No clutter. A fireplace, with one pristine log resting precisely on a neat bed of ashes. Small lamps on either side of one of the couches throw their soft light to the mirror, which is gently caught and spills all over the dark wood floor and thick Persian rug. James, who is not accustomed to staying up till 2am on a weeknight (as he is a normal working person, untainted by indie rock) gives us a quick tour. ‘I have a shoe problem’, he says calmly as we walk through the lower level of the house, the floor of which is covered with hundreds of pairs of skate shoes and runners. Past a home theatre, then upstairs to the guestrooms. Of which there are three. In each guestroom there is a flat screen TV with satellite cable mounted on the wall, what I would guess to be cherrywood or dark oak dressers and nightstands, and a queen size bed with ridiculously high thread count linens. I am quite dumbfounded and having trouble reconciling these sumptuous surroundings with the idea of “being on tour”.
All the guestroom doors open onto a small landing. This became my favorite part of the house. Unnoticed at first, there was a gorgeous skylight that contains a beautiful, sparkling pattern that looked like it was etched in a thin line of diamonds. By day, she was a regular skylight. The pattern only appeared at night. I spent a goodly amount of time bent backwards, gawking upwards openmouthed at that skylight over the next couple of days. Where the ceiling would have been, had the skylight not continued upward, there was a row in recessed lighting that glowed softly orange at night. Everywhere there was thick crown moldings that looked as if someone has pressed a fork into thick icing. If this was any indication of what we were in for on this tour, by golly everything was coming up roses.
We had a little while to chill out before heading back downtown to catch some bands. They napped, I went for a run. Nice neighborhood, I thought. Be nice to see it up close. I set off. I wonder why no one else is out, I mused. In Vancouver no matter what time I run there are always other runners out. I took a few steps and was drenched in sweat within seconds. The air is thick and hot in Toronto. Like trying to run through warm soup. Now I understood why there was no one out. They were probably running on treadmills in climate controlled air conditoned gyms. Smart people.
And so we ended up downtown having dinner with our booking agent. At a club where a few years back I played a show during which a guitar player (I use that term very loosely) took out his cock while onstage in a desperate attempt to force people to pay attention to his band. Didn’t work, which should give you some indication of the quality of the band. And the cock.
I saw a lot of bands while we were in Toronto. Pack AD, Warren Flandez, a crazy banjo player called Old Man Luke, Rosetta A, Matt Mays & El Torpedo. I caught an amazing show at the Horseshoe, probably the biggest show of NXNE. Hundreds of sweaty people packed into a low ceilinged room with several unsteady ceiling fans that looked as if they would fly off their moorings into the crowd and decapitate us all.

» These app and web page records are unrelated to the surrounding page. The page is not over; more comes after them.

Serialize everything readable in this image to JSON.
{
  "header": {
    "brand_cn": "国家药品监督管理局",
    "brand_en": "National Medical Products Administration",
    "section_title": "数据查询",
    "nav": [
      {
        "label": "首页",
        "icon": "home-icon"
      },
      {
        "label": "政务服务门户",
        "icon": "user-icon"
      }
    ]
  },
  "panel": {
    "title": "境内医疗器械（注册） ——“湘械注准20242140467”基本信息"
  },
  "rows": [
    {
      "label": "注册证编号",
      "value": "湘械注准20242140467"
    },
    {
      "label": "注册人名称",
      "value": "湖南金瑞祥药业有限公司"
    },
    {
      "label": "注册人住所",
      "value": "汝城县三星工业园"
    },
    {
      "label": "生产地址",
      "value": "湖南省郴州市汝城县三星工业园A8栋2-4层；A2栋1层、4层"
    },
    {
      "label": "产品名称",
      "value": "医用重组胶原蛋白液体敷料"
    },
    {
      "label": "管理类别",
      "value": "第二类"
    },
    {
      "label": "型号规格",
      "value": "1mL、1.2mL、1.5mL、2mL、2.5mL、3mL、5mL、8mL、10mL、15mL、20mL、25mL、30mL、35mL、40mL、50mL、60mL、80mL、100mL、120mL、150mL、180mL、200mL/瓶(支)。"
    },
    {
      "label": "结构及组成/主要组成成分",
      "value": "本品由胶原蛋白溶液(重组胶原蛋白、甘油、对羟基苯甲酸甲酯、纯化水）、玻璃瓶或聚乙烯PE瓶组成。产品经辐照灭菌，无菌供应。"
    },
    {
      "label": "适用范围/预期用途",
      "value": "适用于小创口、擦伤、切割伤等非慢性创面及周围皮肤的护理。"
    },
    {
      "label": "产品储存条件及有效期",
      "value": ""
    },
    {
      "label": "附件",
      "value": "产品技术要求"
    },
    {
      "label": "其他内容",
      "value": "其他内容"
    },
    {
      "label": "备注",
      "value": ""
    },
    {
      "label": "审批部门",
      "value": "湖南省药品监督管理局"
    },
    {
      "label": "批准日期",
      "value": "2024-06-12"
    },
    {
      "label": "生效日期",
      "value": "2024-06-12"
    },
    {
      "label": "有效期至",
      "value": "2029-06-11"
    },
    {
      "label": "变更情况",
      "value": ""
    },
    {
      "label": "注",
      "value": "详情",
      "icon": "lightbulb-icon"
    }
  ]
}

Loud music. Cold drinks. Good times. Eventually Caleb and Julie and I headed back to the mansion.
Rees elected to stay and keep making new friends. That boy has the stamina of a true extrovert which I envy greatly. I wrote the address of where we were staying on his arm so he could find his way back, and off we went. On to Ottawa the next day for the first show.